imitating film from the late 30’s but also making an amazing leap into the
present in the way this work was made by following and appropriating the
movements of movie dancers. There was a wonderful work on YouTube that analyzed
all the donkey’s movements and revealed their cinematic sources, but it appears
they were asked to take it down. More’s the pity… knowing more about the
relationship of Poledna’s film to its sources only enhances appreciation of it.
The new UAE
Pavillion with an up escalator is in a building in the Arsenale. Walking on Water features a commissioned
installation by Mohammed Kazem, a 360-degree projection of a very intense blue
ocean. You enter the space and you feel like you are at sea. The artist wants
you to feel lost at sea, symbolically breaking down geographical barriers.
However, I thought the work was simply about being on a boat in the middle of
this wonderful cobalt colored movement of water and--no pun intended--to be
immersed in its beauty. At the end of the day, isn’t this enough?
There are eighty-eight
pavilions at the Biennale this year, including ten new ones. So some ideas here are to be continued….
Biennale is on view until November 24, 2013.
Deanna Sirlin, Editor-In-Chief of
The Art Section and Evelyn Saleh, Biennale Photographer. Evie will be starting her art career at Georgia State University
in the Fall.

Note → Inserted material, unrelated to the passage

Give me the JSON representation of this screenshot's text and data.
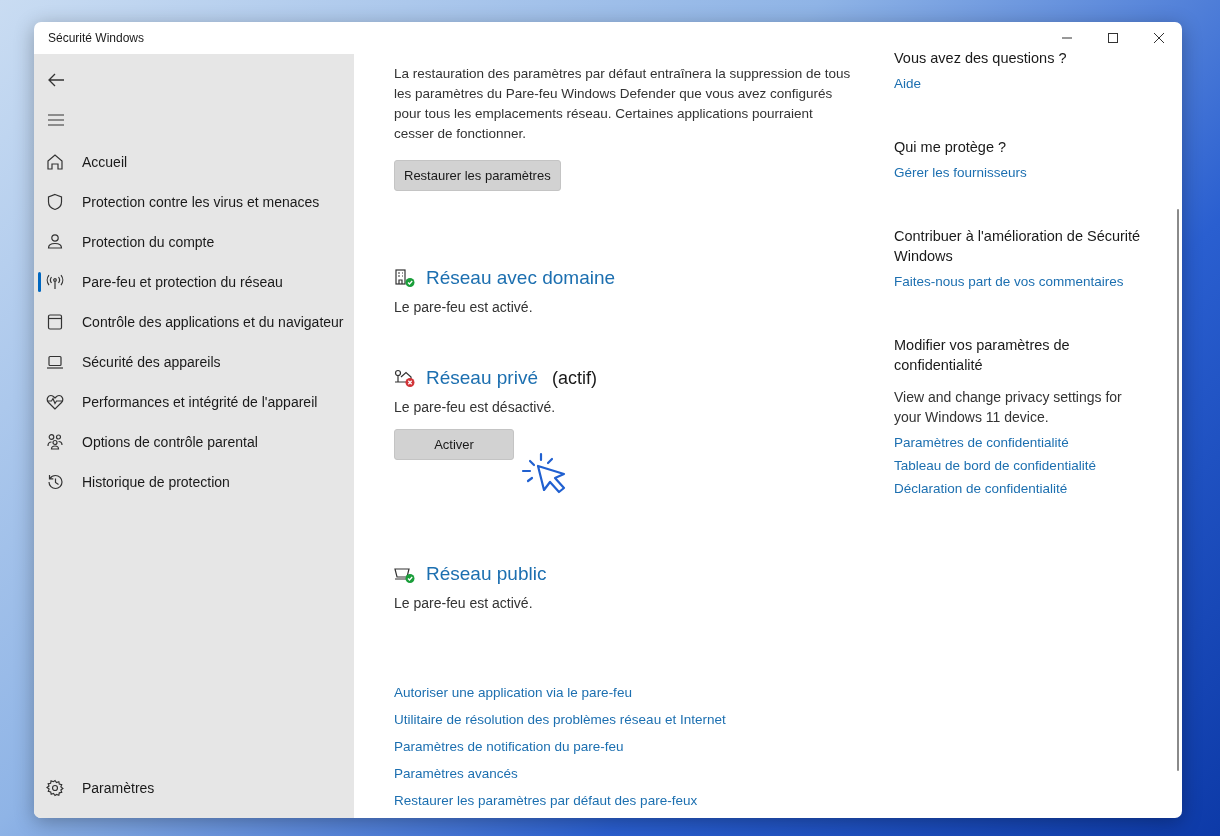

Deanna Sirlin recently published a book, She's
Got What It Takes: American Women Artists in Dialogue with Charta Art Books